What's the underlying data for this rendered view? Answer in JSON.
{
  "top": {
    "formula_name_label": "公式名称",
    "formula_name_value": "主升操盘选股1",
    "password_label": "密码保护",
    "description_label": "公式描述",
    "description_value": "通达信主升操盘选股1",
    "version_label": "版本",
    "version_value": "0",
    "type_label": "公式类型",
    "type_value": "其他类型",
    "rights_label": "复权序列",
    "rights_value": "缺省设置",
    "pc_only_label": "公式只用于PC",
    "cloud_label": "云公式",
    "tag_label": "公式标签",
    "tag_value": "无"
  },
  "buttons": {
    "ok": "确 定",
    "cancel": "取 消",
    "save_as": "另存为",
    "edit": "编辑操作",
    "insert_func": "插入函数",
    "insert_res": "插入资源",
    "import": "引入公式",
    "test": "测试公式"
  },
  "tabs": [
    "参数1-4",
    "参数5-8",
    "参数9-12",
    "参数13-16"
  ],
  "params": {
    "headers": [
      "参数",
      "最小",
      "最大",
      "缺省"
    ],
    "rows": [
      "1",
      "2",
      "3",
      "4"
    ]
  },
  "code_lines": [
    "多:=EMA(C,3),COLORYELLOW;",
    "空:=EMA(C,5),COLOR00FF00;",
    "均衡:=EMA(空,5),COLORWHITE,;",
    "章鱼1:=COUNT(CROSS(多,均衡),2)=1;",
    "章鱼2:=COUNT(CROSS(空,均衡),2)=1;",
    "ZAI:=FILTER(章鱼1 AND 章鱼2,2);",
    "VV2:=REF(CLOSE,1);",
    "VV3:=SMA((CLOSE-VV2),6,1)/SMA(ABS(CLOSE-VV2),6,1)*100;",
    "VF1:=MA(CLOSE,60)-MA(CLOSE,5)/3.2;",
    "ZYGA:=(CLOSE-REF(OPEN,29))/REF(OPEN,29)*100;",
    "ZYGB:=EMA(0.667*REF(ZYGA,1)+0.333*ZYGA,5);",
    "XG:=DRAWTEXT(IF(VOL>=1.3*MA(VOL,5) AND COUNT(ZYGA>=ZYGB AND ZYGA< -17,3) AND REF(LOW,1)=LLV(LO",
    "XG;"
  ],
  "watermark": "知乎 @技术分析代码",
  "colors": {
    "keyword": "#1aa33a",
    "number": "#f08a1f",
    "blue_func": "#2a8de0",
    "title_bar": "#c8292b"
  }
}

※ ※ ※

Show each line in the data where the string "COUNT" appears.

    "章鱼1:=COUNT(CROSS(多,均衡),2)=1;",
    "章鱼2:=COUNT(CROSS(空,均衡),2)=1;",
    "XG:=DRAWTEXT(IF(VOL>=1.3*MA(VOL,5) AND COUNT(ZYGA>=ZYGB AND ZYGA< -17,3) AND REF(LOW,1)=LLV(LO",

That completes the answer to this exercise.